THE RECORDS section start

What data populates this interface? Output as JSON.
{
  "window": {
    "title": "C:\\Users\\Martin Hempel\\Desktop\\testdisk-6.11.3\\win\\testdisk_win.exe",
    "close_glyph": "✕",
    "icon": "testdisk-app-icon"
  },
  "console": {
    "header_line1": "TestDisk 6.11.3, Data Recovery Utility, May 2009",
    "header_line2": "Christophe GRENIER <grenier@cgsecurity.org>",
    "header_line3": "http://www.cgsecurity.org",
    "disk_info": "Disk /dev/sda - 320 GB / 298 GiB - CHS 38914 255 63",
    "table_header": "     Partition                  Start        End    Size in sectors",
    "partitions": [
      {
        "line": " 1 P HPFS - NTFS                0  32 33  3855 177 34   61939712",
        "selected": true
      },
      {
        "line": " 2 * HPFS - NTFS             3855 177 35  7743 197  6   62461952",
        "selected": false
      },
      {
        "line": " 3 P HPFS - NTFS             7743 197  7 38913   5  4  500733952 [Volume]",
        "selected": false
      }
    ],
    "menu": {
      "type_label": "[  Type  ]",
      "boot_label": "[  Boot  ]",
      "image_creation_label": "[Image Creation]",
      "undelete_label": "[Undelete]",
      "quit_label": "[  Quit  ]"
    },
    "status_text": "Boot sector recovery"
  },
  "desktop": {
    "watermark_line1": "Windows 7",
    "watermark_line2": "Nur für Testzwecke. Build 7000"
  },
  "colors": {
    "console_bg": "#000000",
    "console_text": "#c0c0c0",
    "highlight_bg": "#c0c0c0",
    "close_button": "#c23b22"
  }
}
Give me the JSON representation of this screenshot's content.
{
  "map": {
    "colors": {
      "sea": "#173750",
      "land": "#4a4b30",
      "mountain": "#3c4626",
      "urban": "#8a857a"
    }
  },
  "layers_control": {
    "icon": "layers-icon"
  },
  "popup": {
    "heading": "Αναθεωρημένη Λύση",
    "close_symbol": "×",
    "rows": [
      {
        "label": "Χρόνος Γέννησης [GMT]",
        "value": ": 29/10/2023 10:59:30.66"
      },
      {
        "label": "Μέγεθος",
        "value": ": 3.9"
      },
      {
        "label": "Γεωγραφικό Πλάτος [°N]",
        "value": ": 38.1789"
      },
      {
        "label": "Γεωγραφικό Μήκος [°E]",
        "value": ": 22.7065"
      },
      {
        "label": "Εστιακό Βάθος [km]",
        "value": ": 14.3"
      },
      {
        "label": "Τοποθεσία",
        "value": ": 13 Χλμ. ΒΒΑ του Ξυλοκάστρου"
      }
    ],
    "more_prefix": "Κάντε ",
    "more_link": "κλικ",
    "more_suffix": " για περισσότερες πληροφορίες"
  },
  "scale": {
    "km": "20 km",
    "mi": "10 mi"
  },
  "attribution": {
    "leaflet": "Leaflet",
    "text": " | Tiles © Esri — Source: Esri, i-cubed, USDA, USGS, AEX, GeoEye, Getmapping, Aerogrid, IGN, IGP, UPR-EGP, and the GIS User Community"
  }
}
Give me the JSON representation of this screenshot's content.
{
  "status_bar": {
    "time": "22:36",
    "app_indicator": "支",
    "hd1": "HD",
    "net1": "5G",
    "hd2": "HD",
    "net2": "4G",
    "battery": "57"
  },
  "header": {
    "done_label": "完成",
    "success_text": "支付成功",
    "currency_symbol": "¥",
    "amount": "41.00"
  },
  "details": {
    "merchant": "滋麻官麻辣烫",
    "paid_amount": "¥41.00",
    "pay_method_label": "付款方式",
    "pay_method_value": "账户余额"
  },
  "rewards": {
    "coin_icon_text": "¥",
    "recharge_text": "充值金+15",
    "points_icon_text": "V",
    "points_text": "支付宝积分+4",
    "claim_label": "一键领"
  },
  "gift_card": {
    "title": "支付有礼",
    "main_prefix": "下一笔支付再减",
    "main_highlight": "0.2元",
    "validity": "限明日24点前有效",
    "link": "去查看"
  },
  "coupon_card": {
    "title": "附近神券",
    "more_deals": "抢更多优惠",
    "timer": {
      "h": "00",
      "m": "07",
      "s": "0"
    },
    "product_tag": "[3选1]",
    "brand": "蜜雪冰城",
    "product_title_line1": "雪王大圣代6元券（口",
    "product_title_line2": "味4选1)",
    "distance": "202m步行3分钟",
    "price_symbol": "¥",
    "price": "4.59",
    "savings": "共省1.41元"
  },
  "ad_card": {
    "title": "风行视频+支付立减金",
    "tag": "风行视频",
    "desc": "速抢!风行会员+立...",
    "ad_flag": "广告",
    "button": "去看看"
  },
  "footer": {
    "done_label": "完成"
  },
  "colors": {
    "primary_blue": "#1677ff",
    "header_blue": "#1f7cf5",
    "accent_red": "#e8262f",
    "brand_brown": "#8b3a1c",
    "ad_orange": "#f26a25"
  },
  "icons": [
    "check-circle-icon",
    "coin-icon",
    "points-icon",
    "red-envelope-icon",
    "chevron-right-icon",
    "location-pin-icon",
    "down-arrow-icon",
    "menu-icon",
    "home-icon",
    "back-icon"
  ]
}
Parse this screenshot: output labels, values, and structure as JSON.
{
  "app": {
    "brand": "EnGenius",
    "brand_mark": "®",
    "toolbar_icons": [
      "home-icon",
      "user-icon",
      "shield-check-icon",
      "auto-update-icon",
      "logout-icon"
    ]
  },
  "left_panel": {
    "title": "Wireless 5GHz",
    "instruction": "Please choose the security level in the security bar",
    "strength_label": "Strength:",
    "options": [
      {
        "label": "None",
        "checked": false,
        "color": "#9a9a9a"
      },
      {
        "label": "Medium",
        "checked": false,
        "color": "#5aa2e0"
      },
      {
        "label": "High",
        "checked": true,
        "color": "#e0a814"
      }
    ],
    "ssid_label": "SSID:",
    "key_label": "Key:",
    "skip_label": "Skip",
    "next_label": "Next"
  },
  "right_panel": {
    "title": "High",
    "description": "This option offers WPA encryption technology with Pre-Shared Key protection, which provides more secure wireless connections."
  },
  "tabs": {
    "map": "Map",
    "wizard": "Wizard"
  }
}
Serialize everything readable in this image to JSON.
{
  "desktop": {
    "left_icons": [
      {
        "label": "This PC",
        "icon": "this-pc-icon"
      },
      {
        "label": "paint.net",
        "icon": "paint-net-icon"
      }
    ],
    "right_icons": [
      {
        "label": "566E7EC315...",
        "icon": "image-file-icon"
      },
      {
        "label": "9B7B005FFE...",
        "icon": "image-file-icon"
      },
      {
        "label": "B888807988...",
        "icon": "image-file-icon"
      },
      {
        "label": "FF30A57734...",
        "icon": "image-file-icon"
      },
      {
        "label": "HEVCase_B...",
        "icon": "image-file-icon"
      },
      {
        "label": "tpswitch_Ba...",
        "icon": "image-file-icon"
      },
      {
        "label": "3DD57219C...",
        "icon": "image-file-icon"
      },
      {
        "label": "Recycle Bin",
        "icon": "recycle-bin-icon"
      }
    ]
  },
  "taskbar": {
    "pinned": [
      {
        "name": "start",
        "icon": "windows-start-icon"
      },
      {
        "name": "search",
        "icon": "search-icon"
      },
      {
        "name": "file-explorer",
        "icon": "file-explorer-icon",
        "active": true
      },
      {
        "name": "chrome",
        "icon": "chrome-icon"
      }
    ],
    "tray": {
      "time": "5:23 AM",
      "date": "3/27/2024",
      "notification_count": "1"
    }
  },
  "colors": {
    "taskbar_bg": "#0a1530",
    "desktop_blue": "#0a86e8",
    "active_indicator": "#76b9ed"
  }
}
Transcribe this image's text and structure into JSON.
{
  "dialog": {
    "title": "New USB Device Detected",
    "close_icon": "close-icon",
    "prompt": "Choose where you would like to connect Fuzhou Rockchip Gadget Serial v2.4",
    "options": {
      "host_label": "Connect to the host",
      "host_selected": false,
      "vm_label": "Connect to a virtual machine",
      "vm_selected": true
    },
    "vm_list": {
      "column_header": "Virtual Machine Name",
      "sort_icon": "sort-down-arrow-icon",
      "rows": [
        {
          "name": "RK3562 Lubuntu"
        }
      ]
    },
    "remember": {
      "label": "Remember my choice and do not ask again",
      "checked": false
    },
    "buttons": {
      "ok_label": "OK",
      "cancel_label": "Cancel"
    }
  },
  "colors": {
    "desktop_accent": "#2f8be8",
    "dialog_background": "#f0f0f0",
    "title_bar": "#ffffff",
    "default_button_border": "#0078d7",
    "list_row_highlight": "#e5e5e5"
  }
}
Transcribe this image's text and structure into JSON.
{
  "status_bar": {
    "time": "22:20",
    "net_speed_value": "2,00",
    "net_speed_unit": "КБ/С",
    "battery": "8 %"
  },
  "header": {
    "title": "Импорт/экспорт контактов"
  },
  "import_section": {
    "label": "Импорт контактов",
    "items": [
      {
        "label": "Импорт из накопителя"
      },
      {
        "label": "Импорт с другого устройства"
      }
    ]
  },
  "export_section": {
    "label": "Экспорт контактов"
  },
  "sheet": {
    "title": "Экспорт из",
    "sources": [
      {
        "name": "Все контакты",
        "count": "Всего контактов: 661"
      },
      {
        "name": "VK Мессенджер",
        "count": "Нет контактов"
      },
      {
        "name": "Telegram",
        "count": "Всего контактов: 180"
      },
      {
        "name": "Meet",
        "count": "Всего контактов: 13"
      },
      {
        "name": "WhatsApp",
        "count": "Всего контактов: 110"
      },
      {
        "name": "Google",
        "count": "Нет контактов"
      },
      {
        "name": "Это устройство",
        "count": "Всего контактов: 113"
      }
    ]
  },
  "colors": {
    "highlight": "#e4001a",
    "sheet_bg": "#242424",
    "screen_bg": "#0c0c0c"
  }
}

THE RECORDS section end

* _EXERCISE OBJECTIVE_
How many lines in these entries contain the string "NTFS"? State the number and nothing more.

* _COMPLETED TASK_
3